WHAT YOU HAVE TO DO> For the entries below, report every line that includes the word "true".

MATERIAL FOR THIS EXERCISE>
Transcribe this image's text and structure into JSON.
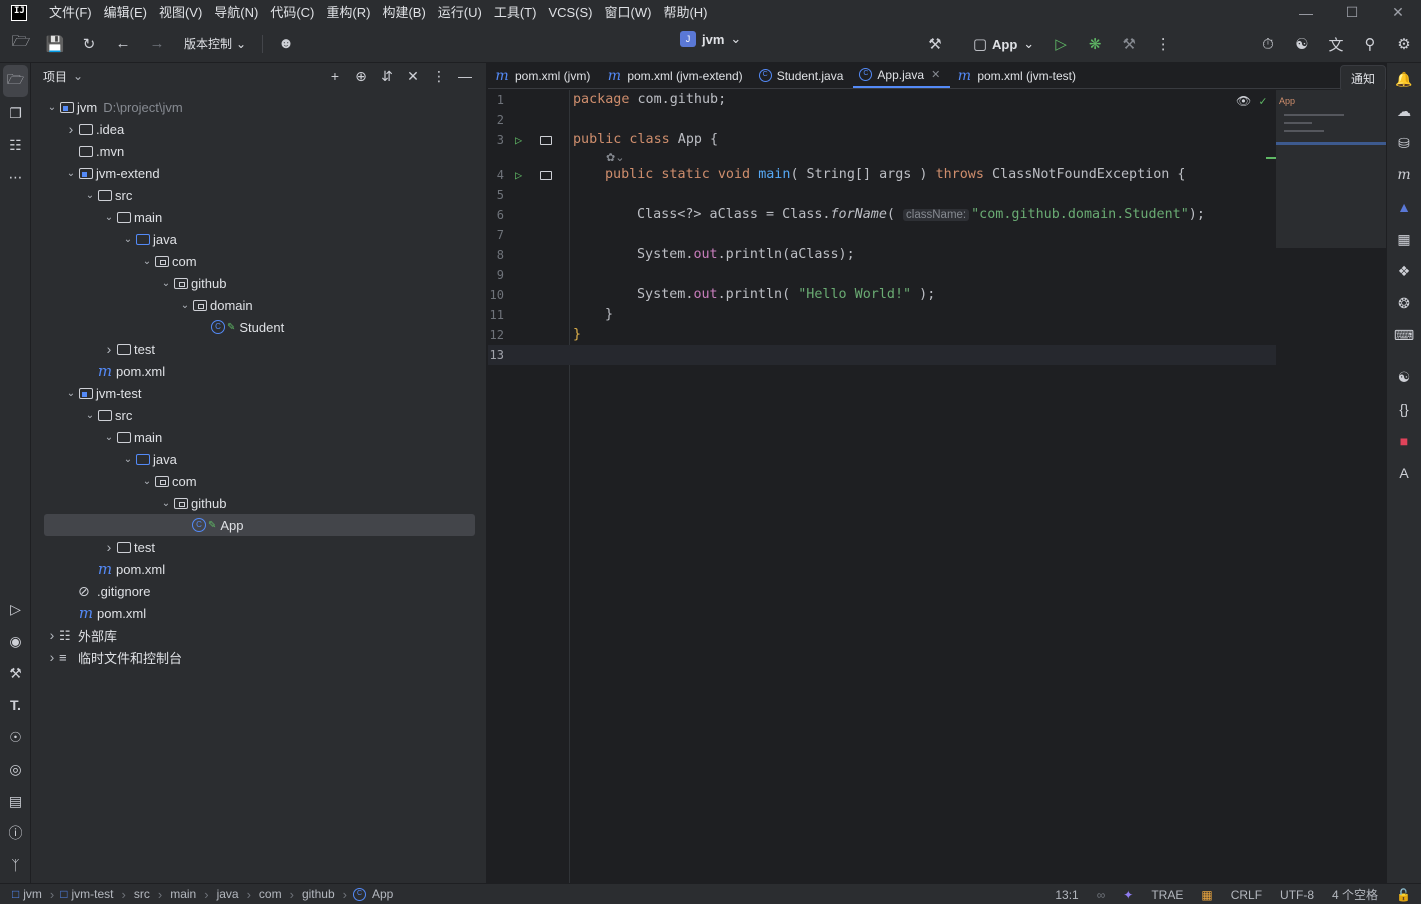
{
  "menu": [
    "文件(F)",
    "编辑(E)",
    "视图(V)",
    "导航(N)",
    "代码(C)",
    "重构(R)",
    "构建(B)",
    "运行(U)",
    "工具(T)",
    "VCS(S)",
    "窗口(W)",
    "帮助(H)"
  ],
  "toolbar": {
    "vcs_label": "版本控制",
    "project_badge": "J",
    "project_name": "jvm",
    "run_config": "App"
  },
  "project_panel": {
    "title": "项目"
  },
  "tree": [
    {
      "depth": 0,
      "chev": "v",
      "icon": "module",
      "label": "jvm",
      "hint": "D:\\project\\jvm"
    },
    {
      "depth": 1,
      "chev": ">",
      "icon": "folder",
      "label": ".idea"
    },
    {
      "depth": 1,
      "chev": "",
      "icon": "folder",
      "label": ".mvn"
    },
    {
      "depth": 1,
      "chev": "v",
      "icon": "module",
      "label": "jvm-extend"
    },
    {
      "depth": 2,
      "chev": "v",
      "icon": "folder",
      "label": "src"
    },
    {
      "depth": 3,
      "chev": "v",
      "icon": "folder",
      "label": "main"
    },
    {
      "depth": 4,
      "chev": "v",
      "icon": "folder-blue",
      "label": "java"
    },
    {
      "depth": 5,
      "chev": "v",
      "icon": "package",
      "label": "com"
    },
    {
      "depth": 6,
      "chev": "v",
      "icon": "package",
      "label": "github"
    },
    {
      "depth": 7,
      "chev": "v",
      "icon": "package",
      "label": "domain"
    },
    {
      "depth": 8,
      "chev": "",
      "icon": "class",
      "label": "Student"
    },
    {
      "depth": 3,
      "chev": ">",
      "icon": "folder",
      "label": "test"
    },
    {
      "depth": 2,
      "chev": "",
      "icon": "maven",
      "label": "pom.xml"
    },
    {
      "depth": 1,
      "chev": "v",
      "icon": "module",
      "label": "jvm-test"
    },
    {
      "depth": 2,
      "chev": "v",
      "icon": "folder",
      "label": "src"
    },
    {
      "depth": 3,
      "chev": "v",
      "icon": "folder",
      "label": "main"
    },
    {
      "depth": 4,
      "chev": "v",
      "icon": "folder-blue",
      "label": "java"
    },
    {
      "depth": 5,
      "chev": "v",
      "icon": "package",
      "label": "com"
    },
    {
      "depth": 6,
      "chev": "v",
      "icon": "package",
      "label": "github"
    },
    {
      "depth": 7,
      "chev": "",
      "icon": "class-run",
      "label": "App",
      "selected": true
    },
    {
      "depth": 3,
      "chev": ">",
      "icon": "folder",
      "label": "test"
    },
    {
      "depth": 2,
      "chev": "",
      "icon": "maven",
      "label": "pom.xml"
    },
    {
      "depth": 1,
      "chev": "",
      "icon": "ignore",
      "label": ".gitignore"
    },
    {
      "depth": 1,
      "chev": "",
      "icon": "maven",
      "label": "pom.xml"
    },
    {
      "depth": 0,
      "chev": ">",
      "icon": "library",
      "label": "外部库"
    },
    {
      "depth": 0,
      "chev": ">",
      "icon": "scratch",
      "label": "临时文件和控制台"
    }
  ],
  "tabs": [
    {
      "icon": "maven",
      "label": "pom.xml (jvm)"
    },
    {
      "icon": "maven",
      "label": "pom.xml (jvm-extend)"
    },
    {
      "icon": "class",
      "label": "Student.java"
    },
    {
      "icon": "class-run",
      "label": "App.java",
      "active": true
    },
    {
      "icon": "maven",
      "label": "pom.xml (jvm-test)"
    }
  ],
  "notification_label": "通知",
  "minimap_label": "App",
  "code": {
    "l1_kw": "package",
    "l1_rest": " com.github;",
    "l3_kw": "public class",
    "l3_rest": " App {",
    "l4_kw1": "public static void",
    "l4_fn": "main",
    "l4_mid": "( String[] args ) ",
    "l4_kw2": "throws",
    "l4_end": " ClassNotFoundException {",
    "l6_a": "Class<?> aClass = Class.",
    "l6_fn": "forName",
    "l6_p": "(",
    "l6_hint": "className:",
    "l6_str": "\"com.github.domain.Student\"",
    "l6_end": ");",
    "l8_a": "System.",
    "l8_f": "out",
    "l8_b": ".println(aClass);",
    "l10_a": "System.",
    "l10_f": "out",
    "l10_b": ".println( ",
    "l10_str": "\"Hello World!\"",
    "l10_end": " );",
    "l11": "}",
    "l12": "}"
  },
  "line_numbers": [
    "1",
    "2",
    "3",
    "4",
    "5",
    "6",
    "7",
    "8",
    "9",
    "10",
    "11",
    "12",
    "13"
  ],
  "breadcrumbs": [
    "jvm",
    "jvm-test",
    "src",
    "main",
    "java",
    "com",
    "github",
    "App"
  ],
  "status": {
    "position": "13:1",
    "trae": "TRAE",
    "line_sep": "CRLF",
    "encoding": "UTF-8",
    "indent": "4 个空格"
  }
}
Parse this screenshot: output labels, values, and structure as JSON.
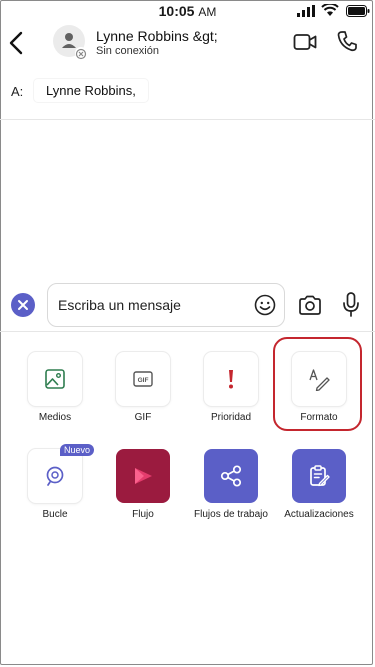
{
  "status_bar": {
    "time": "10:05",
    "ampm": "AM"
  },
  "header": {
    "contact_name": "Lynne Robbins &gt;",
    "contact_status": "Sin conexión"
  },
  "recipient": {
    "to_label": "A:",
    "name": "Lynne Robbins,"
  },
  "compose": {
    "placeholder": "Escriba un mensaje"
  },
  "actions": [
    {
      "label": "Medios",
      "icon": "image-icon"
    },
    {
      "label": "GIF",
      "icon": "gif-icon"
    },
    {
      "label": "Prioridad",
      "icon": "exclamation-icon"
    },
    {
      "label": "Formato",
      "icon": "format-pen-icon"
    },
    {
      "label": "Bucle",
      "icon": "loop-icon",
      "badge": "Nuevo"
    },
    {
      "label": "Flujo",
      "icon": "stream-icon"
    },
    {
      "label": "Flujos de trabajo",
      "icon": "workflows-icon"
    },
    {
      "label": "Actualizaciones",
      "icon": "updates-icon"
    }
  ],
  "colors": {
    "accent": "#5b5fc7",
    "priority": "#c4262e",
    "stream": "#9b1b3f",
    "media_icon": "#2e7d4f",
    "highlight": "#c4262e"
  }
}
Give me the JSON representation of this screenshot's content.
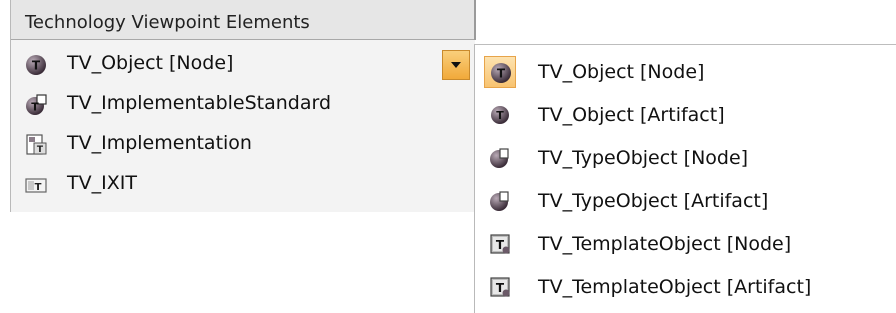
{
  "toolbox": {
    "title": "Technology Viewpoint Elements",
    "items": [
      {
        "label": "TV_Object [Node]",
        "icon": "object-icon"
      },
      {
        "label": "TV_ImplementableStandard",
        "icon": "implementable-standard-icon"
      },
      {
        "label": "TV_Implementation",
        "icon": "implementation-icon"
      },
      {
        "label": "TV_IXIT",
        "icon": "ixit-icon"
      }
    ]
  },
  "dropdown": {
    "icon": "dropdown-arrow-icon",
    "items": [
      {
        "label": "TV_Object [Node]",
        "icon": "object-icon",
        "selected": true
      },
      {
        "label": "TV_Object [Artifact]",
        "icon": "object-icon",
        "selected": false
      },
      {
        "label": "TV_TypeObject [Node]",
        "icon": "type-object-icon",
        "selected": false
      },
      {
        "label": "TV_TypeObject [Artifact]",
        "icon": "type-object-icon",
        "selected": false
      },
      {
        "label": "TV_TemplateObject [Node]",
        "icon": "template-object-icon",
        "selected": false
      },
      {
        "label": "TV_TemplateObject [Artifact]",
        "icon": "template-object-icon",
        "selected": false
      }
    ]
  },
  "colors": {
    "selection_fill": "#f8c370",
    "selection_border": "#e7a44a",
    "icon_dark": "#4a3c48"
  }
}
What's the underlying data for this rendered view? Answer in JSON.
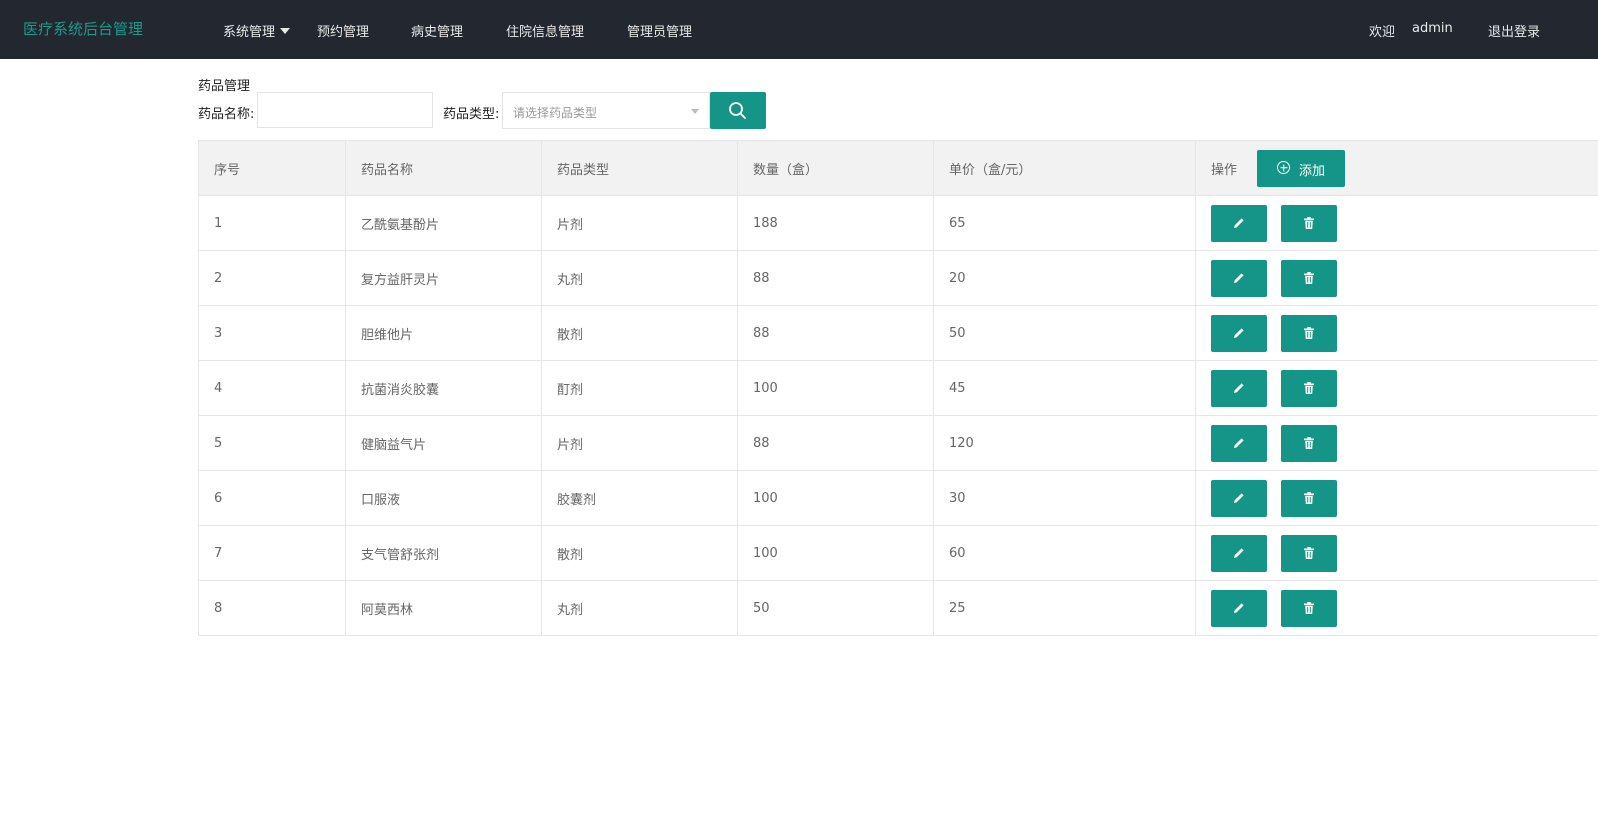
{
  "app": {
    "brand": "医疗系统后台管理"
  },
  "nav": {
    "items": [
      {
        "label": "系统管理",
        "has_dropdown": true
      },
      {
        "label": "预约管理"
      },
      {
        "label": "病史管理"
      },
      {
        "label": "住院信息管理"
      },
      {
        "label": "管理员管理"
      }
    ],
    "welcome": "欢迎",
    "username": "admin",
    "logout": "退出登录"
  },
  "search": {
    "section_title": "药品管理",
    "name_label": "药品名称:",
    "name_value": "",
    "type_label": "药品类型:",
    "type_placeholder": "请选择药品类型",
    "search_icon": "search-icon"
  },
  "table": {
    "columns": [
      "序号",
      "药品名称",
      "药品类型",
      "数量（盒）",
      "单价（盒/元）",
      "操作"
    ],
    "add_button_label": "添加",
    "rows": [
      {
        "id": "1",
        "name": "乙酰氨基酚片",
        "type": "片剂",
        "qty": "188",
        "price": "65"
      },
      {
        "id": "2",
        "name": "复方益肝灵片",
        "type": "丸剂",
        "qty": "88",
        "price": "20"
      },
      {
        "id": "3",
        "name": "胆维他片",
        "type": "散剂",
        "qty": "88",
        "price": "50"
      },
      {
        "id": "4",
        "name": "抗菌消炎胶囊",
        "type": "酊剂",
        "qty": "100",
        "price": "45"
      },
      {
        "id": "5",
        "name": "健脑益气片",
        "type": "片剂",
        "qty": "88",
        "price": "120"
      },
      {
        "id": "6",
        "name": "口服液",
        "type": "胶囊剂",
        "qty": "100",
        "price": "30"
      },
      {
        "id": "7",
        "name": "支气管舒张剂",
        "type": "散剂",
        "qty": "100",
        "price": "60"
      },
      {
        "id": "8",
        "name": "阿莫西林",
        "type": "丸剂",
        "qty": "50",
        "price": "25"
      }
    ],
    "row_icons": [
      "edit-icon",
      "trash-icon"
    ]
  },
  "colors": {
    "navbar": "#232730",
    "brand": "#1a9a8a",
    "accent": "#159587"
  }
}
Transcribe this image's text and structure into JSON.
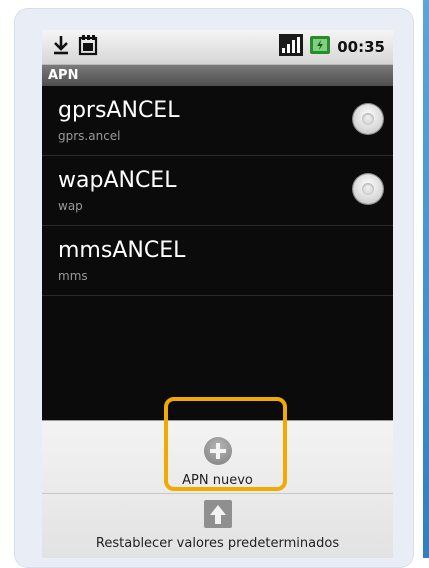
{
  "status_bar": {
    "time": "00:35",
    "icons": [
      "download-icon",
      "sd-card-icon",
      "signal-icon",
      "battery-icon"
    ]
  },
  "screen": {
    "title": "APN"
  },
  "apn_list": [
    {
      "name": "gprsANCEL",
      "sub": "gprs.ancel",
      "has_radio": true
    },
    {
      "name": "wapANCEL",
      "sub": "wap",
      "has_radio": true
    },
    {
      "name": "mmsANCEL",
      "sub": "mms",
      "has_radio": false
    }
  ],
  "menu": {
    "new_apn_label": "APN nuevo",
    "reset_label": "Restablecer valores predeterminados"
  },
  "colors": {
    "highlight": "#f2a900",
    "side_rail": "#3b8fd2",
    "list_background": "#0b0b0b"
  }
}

RESPONSE>
      "selected": true
      "active": true
        "selected": true
        "has_dropdown": true
      "has_radio": true
      "has_radio": true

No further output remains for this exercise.